Statistical analyses were conducted in SPSS 25. A p value below .05 was considered significant. Group differences for the matching and control variables were tested with two-tailed t tests. Group differences in omissions were tested with the non-parametric Mann-Whitney U test.
To assure that group differences were not mediated by potential confounders all ANCOVA and multiple linear regression models were controlled for age, subject education, parent education, VCI score and number of words used in the autobiographical stories. We used a two-way repeated measures ANCOVA to test our primary hypothesis that the autobiographical memories in BPD participants had lower narrative coherence compared to controls and to test for group differences in the social, self and directive memory functions.
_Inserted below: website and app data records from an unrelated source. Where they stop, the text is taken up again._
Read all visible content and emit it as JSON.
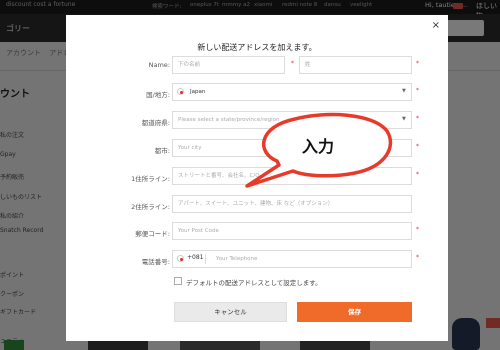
{
  "topbar": {
    "slogan": "discount cost a fortune",
    "kw_label": "検索ワード:",
    "keywords": [
      "oneplus 7t",
      "mmmy a2",
      "xiaomi",
      "redmi note 8",
      "dansu",
      "veelight"
    ],
    "user": "Hi, tautiers...",
    "wishlist": "ほしい物..."
  },
  "header": {
    "category": "ゴリー"
  },
  "breadcrumb": {
    "items": [
      "アカウント",
      "アドレ"
    ]
  },
  "sidebar": {
    "title": "ウント",
    "items": [
      "私の注文",
      "Gpay",
      "予約販売",
      "しいものリスト",
      "私の紹介",
      "Snatch Record",
      "ポイント",
      "クーポン",
      "ギフトカード",
      "ュニティ"
    ]
  },
  "modal": {
    "title": "新しい配送アドレスを加えます。",
    "close_label": "×",
    "fields": {
      "name_label": "Name:",
      "first_name_placeholder": "下の名前",
      "last_name_placeholder": "姓",
      "country_label": "国/地方:",
      "country_value": "Japan",
      "state_label": "都道府県:",
      "state_placeholder": "Please select a state/province/region",
      "city_label": "都市:",
      "city_placeholder": "Your city",
      "address1_label": "1住所ライン:",
      "address1_placeholder": "ストリートと番号、会社名、C/O",
      "address2_label": "2住所ライン:",
      "address2_placeholder": "アパート、スイート、ユニット、建物、床 など（オプション）",
      "zip_label": "郵便コード:",
      "zip_placeholder": "Your Post Code",
      "phone_label": "電話番号:",
      "phone_code": "+081",
      "phone_placeholder": "Your Telephone"
    },
    "required_mark": "*",
    "default_checkbox_label": "デフォルトの配送アドレスとして設定します。",
    "cancel_label": "キャンセル",
    "save_label": "保存"
  },
  "callout": {
    "text": "入力"
  },
  "colors": {
    "accent": "#f06b29",
    "required": "#e03030",
    "overlay": "rgba(0,0,0,0.5)"
  },
  "icons": [
    "close-icon",
    "dropdown-arrow-icon",
    "japan-flag-icon"
  ]
}
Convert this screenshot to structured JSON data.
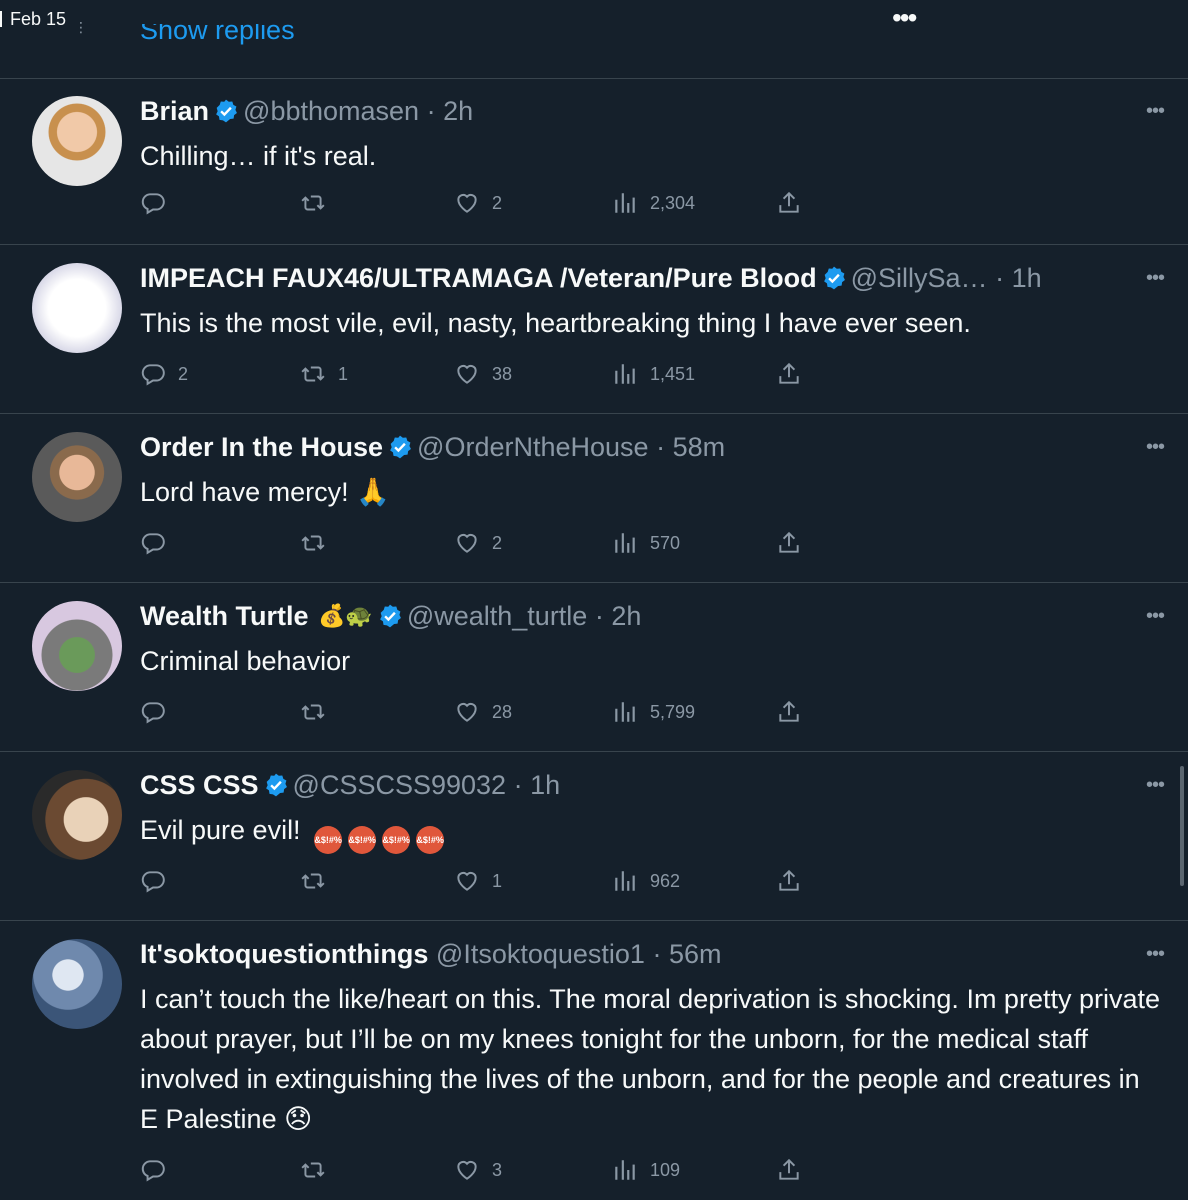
{
  "topbar": {
    "date": "Feb 15",
    "show_replies": "Show replies"
  },
  "colors": {
    "background": "#15202b",
    "accent": "#1d9bf0",
    "muted": "#8b98a5",
    "divider": "#38444d"
  },
  "tweets": [
    {
      "name": "Brian",
      "handle": "@bbthomasen",
      "time": "2h",
      "sep": "·",
      "text": "Chilling… if it's real.",
      "replies": "",
      "retweets": "",
      "likes": "2",
      "views": "2,304",
      "emoji": ""
    },
    {
      "name": "IMPEACH FAUX46/ULTRAMAGA /Veteran/Pure Blood",
      "handle": "@SillySa…",
      "time": "1h",
      "sep": "·",
      "text": "This is the most vile, evil, nasty, heartbreaking thing I have ever seen.",
      "replies": "2",
      "retweets": "1",
      "likes": "38",
      "views": "1,451",
      "emoji": ""
    },
    {
      "name": "Order In the House",
      "handle": "@OrderNtheHouse",
      "time": "58m",
      "sep": "·",
      "text": "Lord have mercy! 🙏",
      "replies": "",
      "retweets": "",
      "likes": "2",
      "views": "570",
      "emoji": ""
    },
    {
      "name": "Wealth Turtle",
      "handle": "@wealth_turtle",
      "time": "2h",
      "sep": "·",
      "text": "Criminal behavior",
      "replies": "",
      "retweets": "",
      "likes": "28",
      "views": "5,799",
      "emoji": "💰🐢"
    },
    {
      "name": "CSS CSS",
      "handle": "@CSSCSS99032",
      "time": "1h",
      "sep": "·",
      "text": "Evil pure evil!",
      "replies": "",
      "retweets": "",
      "likes": "1",
      "views": "962",
      "emoji": ""
    },
    {
      "name": "It'soktoquestionthings",
      "handle": "@Itsoktoquestio1",
      "time": "56m",
      "sep": "·",
      "text": "I can’t touch the like/heart on this. The moral deprivation is shocking. Im pretty private about prayer, but I’ll be on my knees tonight for the unborn, for the medical staff involved in extinguishing the lives of the unborn, and for the people and creatures in E Palestine 😞",
      "replies": "",
      "retweets": "",
      "likes": "3",
      "views": "109",
      "emoji": ""
    }
  ],
  "icons": {
    "more": "more-horizontal-icon",
    "verified": "verified-badge-icon",
    "reply": "reply-icon",
    "retweet": "retweet-icon",
    "like": "heart-icon",
    "views": "views-icon",
    "share": "share-icon"
  },
  "css_emoji_label": "&$!#%"
}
Group was entered as the between-subject factor while the narrative subscales were entered as the first within-subject factor and the memory functions were entered as the second within-subject factor in the ANCOVA model. To test group differences in episodic specificity, we likewise used repeated measures ANCOVA, in which group was entered as the between-subject factor while episodic specificity for the social, self and directive scores were entered as within-subject factor. If significant results were observed, multiple linear regression were used to test the directionality of the observed group differences. We further explored if significant group differences were coupled to self-reported childhood adversity. Initially, the CTQ score was entered as a control variable to see if group differences persisted when controlling for childhood trauma. Subsequently, we included an interaction term for group by CTQ score to examine if the respective significant outcome measure showed a different relationship with experienced childhood adversity in BPD participants relative to controls. If the interaction term was not significant, we explored whether the control variable was associated with the significant outcome measure across BPD participants and controls. Lastly, we explored whether the significant outcome measure was associated with symptom severity in BPD participants entering the ZAN-BPD score as the predictor of interest. For the covariates used in the multiple linear regression models, missing values were replaced by the mean of the respective variable to limit unwarranted exclusion of subjects. All multiple linear regression models were visually inspected to ensure normal distribution of the residuals and all model covariates fulfilled criteria of noncollinearity with Tolerance > .3.
Continuous variables were determined to have a significantly non-normal distribution if either of the respective standard errors for the skewness or kurtosis were above or below Z ± 1.96 (two-sided p < .05) in the BPD participants and/or controls. Non-normally distributed variables were normalized using the Rankit transformation, and the normalized values were used in the statistical analyses. The CTQ score was significantly non-normally distributed (p < .05) and was successfully normalized with Rankit transformation. The remaining variables all appeared normally distributed.